The powerful New Madrid earthquakes produced much ugliness 200 years ago. River bluffs collapsed. Wave-shaped furrows covered acres of prairie. Sand boils shot rotted vegetation into the air.
But the quakes also created beauty. They turned a large swampy area in the northwest corner of Tennessee into what today is the eye-pleasing and spirit-soothing15,000-acre Reelfoot Lake. It formed when the ground sank, creating a bowl that retained flood water when the Mississippi ran backward.
This week I detoured on my drive home from Killer Nashville to visit the Reelfoot Lake State Park near Tiptonville. The shallow lake, a major stop on birds’ migratory routes, lies roughly 20 miles southwest of New Madrid as the crow flies, and a great deal farther as a car goes.
It’s well worth a short detour if you do nothing but stop at the visitors center just outside of Tiptonville and walk on the boardwalk at the edge of and alongside the lake. I was so captivated that I took about 50 pictures in this one small area.
First I lingered over wetlands with dense vegetation, including flowers. Seeming almost tropical, this surely resembles the swamp (drained long ago) New Madrid residents fled through when the earthquakes hit in late 1811 and early 1812.
On the lake’s shore, bald cypress trees grow out of the water. Sun filters through them to light cypress knees and small turtles lazing. Such sights refresh the soul.

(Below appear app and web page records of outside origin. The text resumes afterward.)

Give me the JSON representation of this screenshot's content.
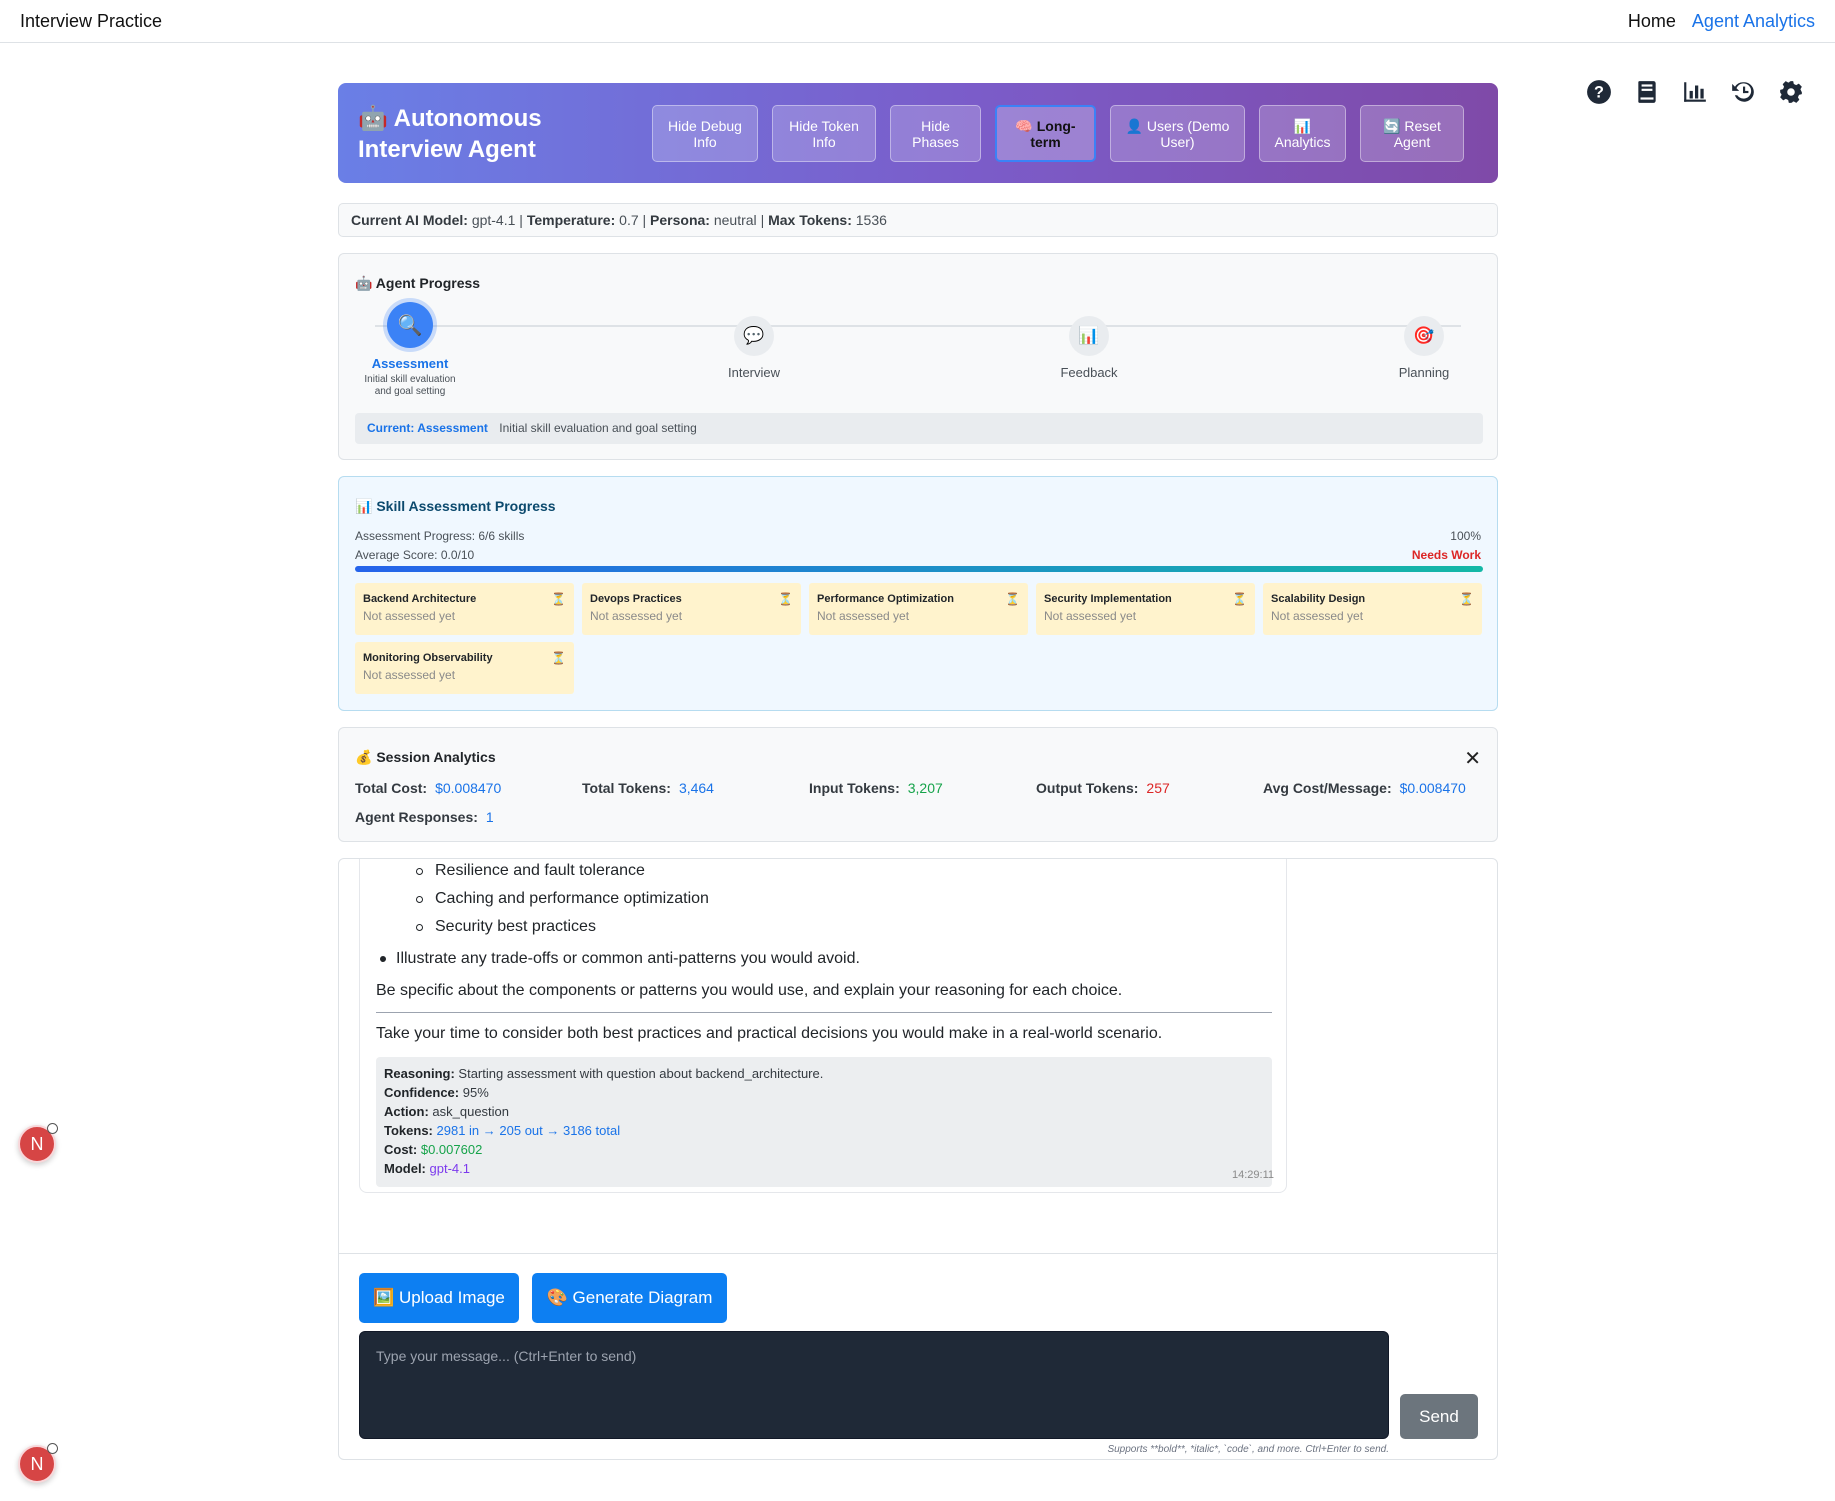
{
  "nav": {
    "brand": "Interview Practice",
    "home": "Home",
    "agent_analytics": "Agent Analytics"
  },
  "right_icons": [
    "help-icon",
    "book-icon",
    "chart-icon",
    "history-icon",
    "gear-icon"
  ],
  "header": {
    "title": "🤖 Autonomous Interview Agent",
    "buttons": {
      "debug": "Hide Debug Info",
      "token": "Hide Token Info",
      "phases": "Hide Phases",
      "longterm": "🧠 Long-term",
      "users": "👤 Users (Demo User)",
      "analytics": "📊 Analytics",
      "reset": "🔄 Reset Agent"
    }
  },
  "model_bar": {
    "model_label": "Current AI Model:",
    "model": "gpt-4.1",
    "temp_label": "Temperature:",
    "temp": "0.7",
    "persona_label": "Persona:",
    "persona": "neutral",
    "tokens_label": "Max Tokens:",
    "tokens": "1536",
    "sep": "|"
  },
  "progress": {
    "title": "🤖 Agent Progress",
    "phases": [
      {
        "icon": "🔍",
        "name": "Assessment",
        "desc": "Initial skill evaluation and goal setting"
      },
      {
        "icon": "💬",
        "name": "Interview"
      },
      {
        "icon": "📊",
        "name": "Feedback"
      },
      {
        "icon": "🎯",
        "name": "Planning"
      }
    ],
    "current_label": "Current: Assessment",
    "current_desc": "Initial skill evaluation and goal setting"
  },
  "skills": {
    "title": "📊 Skill Assessment Progress",
    "progress_text": "Assessment Progress: 6/6 skills",
    "percent": "100%",
    "avg_score": "Average Score: 0.0/10",
    "status": "Needs Work",
    "progress_fraction": 1.0,
    "items": [
      {
        "name": "Backend Architecture",
        "status": "Not assessed yet"
      },
      {
        "name": "Devops Practices",
        "status": "Not assessed yet"
      },
      {
        "name": "Performance Optimization",
        "status": "Not assessed yet"
      },
      {
        "name": "Security Implementation",
        "status": "Not assessed yet"
      },
      {
        "name": "Scalability Design",
        "status": "Not assessed yet"
      },
      {
        "name": "Monitoring Observability",
        "status": "Not assessed yet"
      }
    ],
    "pending_icon": "⏳"
  },
  "analytics": {
    "title": "💰 Session Analytics",
    "close": "✕",
    "total_cost_label": "Total Cost:",
    "total_cost": "$0.008470",
    "total_tokens_label": "Total Tokens:",
    "total_tokens": "3,464",
    "input_tokens_label": "Input Tokens:",
    "input_tokens": "3,207",
    "output_tokens_label": "Output Tokens:",
    "output_tokens": "257",
    "avg_cost_label": "Avg Cost/Message:",
    "avg_cost": "$0.008470",
    "agent_responses_label": "Agent Responses:",
    "agent_responses": "1"
  },
  "chat": {
    "sub_items": [
      "Resilience and fault tolerance",
      "Caching and performance optimization",
      "Security best practices"
    ],
    "bullet": "Illustrate any trade-offs or common anti-patterns you would avoid.",
    "para1": "Be specific about the components or patterns you would use, and explain your reasoning for each choice.",
    "para2": "Take your time to consider both best practices and practical decisions you would make in a real-world scenario.",
    "debug": {
      "reasoning_label": "Reasoning:",
      "reasoning": "Starting assessment with question about backend_architecture.",
      "confidence_label": "Confidence:",
      "confidence": "95%",
      "action_label": "Action:",
      "action": "ask_question",
      "tokens_label": "Tokens:",
      "tokens": "2981 in → 205 out → 3186 total",
      "cost_label": "Cost:",
      "cost": "$0.007602",
      "model_label": "Model:",
      "model": "gpt-4.1"
    },
    "timestamp": "14:29:11",
    "upload": "🖼️ Upload Image",
    "diagram": "🎨 Generate Diagram",
    "placeholder": "Type your message... (Ctrl+Enter to send)",
    "send": "Send",
    "hint": "Supports **bold**, *italic*, `code`, and more. Ctrl+Enter to send."
  },
  "floating": {
    "letter": "N"
  },
  "colors": {
    "accent": "#1a73e8",
    "header_start": "#6a7fe6",
    "header_end": "#7f4aa8",
    "needs_work": "#dc2626"
  }
}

Guided boat tours of the lake leave from the boardwalk, and rangers answer questions in the visitors center. There a small but satisfying museum features local history (the quakes, settlement, night riders), Native American artifacts (pottery and arrowheads), live animals (fish, snakes, birds), and such local specialties as a stump jumper (a canoe suited to passing through and over submerged trees and cypress knees).
One display appears at first glance to be a modern abstract painting. It actually shows, in coded colors, the curvy routes that the Mississippi followed through the area over the centuries before the lake’s formation. You can buy a copy in the gift shop.
I drove the 20 miles or so around the lake, taking a side road into the National Wildlife Refuge. There the swamp looks formidable. At the end of the narrow road, waterlilies bloom in the lake.
Even disasters sometimes create beauty.
To find out more about the park, visit http://www.tnstateparks.com.